Leave the gauze pads in place for up to 4 hours and only drink cool or warm liquids for the first 24 hours after your procedure.
There are some steps you can take that will help you heal faster. Naturally, the degree to which you’ll need to change your routine depends on the severity and complexity of your unique situation. If you’ve had several teeth extracted, you will need to be even more attentive to your healing process.
These are some of the most important things you can do to ensure your healing from an emergency tooth reaction is as thorough and rapid as possible:
- Rest. You’ll need to rest for the first 24 hours after your extraction and take it easy for the next day or two. Avoid any exertion and avoid heavy lifting.
- Use ice packs to reduce swelling at the surgical site—20 minutes on and 20 minutes off.
- Manage bleeding. After a tooth has been extracted, you can expect some minor bleeding. You will go home with gauze pads to place on the incision site to help control bleeding and drainage but remember that minor bleeding after having one of your teeth extracted is normal and helpful. Bleeding will produce blood clots that will protect the surgical site from infection.
- Avoid smoking or using straws for at least 48 hours post-surgery. Using straws or smoking creates suction, which can dislodge the protective blood clots on the surgical site or tooth socket. It is best to avoid smoking during the entire healing process, as smoking irritates healing tissues.

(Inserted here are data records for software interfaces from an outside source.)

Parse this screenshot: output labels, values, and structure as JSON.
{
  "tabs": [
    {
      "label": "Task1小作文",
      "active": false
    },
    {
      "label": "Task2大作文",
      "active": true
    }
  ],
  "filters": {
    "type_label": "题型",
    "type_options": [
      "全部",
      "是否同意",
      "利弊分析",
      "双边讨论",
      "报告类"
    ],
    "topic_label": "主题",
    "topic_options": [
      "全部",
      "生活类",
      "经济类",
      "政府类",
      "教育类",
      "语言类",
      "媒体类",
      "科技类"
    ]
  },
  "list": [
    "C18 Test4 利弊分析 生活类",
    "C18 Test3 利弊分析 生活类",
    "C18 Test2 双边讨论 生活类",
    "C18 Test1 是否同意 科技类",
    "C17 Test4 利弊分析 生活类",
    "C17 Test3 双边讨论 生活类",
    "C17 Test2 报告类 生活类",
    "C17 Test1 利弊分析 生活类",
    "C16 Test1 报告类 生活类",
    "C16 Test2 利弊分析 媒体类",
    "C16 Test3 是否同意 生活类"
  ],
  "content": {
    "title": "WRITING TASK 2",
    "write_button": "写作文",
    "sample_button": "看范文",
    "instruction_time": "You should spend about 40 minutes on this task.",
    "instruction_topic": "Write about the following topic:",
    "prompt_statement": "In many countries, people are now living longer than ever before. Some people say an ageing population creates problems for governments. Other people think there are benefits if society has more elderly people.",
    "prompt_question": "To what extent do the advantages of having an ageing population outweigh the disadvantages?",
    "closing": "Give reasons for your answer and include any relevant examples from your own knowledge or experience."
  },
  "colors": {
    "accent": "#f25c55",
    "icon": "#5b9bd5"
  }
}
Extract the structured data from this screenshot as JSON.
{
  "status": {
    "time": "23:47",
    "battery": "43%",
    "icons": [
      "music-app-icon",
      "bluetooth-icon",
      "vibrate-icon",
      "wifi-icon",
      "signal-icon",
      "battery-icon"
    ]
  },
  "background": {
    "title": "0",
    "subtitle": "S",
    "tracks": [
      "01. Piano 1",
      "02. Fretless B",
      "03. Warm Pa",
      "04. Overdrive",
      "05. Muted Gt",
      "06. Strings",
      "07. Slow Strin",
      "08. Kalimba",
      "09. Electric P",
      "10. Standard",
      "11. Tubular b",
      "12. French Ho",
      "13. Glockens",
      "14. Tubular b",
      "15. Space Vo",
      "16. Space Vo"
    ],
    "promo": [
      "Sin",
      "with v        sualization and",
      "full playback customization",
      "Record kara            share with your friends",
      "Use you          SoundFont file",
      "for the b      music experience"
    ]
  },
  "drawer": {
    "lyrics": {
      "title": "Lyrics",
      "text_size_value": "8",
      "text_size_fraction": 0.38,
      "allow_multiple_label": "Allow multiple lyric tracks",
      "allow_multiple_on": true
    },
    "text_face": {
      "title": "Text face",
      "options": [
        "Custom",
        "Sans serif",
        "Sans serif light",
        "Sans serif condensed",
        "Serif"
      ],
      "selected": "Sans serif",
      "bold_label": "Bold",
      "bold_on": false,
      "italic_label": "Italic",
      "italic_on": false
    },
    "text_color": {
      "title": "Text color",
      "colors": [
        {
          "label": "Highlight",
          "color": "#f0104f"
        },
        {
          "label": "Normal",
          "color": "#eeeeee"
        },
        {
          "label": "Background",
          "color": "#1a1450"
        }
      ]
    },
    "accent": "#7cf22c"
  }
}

- Don’t rinse or spit during the first 3 days after the extraction, and do not rinse vigorously for a week.
- Eat soft foods. Avoid hard, crunchy, or chewy foods for the first 48 to 72 hours after emergency tooth extraction. When you’re on the mend from an emergency tooth extraction, avoid very hot or cold liquids and stick to soft foods like scrambled eggs, soups, smoothies, and meal replacement drinks.
While some dental emergencies require tooth extraction, there are a number of other dental emergencies that may not require tooth extraction but deserves immediate attention:
A damaged or loose dental implant needs immediate attention. Dental implants are small titanium rods placed into holes drilled into the jawbone. In a process called osseointegration, bone fuses to these rods, making it unlikely for them to come out without significant facial trauma. However, osseointegration takes from 4 to 6 months, and during that window, dental implants might become dislodged.
Even small shifts in a dental implant’s position is enough to warrant an emergency visit.
These types of injuries not only dislodge teeth from their sockets, but they may also loosen tooth roots or crack teeth. When a tooth feels loose or shifts in its sockets, call your dentist immediately.
Sudden pain, swelling, pus, or blood from the gums
Pain, swelling, and pus from the gumline are signs of periodontal disease. When an infection reaches a tooth’s nerves, the pain can become intense.